Provided entries:
● ● ● ● ●

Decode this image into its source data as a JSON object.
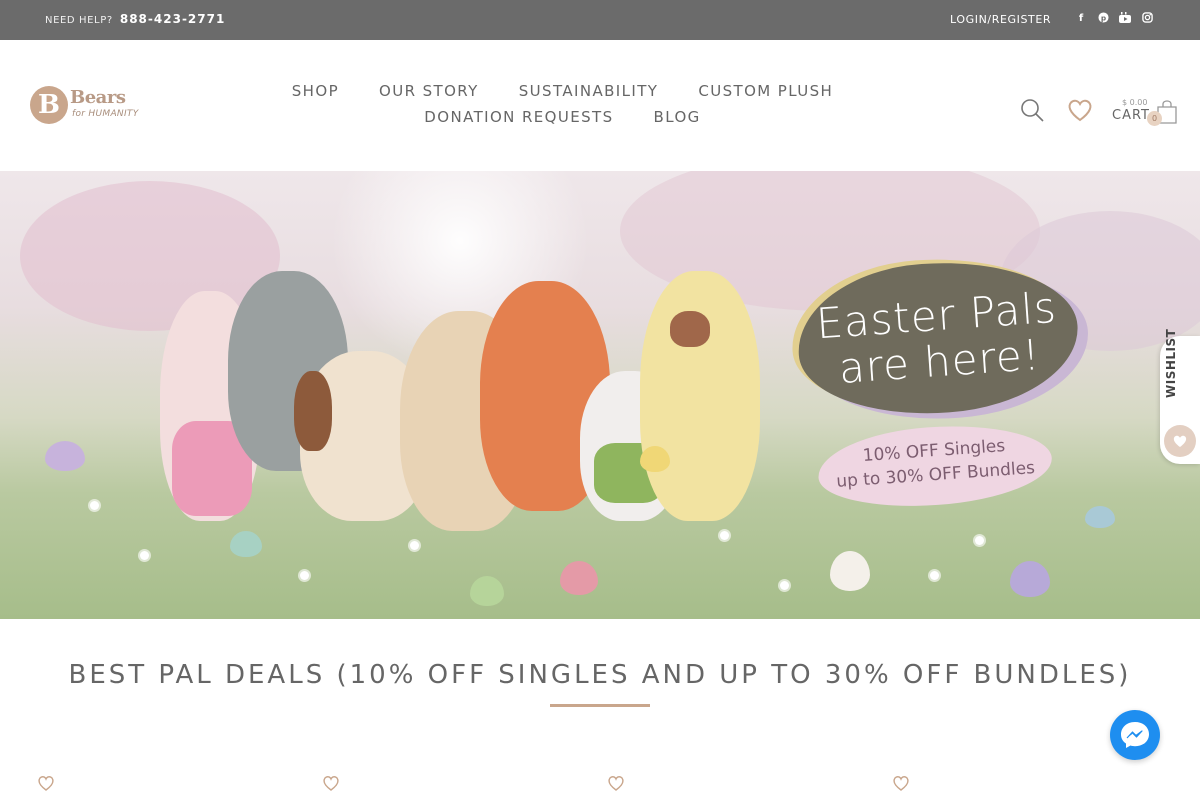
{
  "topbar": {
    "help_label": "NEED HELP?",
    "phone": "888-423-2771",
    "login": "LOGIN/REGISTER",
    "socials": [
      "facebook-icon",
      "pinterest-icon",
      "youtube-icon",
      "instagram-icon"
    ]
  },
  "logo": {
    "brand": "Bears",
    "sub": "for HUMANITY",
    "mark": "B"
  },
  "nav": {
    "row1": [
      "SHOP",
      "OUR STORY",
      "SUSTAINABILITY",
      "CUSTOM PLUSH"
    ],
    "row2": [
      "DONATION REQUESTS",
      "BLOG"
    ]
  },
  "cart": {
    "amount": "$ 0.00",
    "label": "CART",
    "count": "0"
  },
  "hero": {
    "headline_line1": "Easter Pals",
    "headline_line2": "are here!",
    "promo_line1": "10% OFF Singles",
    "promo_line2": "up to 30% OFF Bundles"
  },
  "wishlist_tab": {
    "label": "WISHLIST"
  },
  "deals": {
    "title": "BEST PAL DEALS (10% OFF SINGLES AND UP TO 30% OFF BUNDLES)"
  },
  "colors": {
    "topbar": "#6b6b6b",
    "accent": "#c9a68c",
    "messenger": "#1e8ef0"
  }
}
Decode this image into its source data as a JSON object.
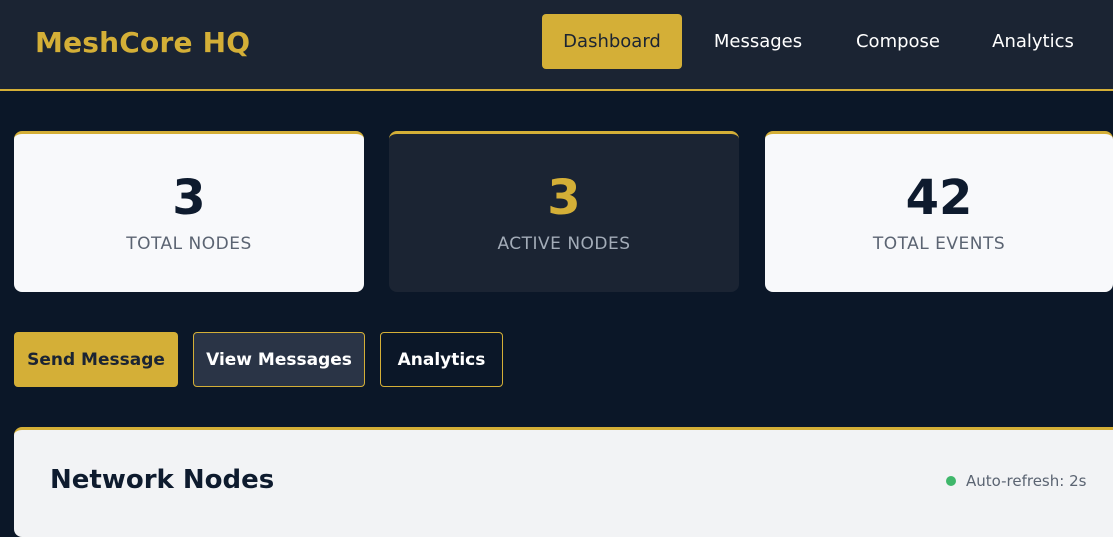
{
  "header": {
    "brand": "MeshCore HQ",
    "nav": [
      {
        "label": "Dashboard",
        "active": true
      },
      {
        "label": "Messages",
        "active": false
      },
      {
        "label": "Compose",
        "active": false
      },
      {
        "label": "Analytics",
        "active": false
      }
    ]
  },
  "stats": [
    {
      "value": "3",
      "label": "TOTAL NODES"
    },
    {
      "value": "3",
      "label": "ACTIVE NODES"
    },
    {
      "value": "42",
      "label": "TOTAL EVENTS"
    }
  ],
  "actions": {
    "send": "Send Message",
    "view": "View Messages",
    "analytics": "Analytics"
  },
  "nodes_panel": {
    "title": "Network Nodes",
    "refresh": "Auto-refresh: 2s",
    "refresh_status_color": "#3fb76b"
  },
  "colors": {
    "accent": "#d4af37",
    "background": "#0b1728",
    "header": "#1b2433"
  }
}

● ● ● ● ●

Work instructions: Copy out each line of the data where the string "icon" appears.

Response below:
      "facebook-icon",
      "pinterest-icon",
      "youtube-icon",
      "instagram-icon"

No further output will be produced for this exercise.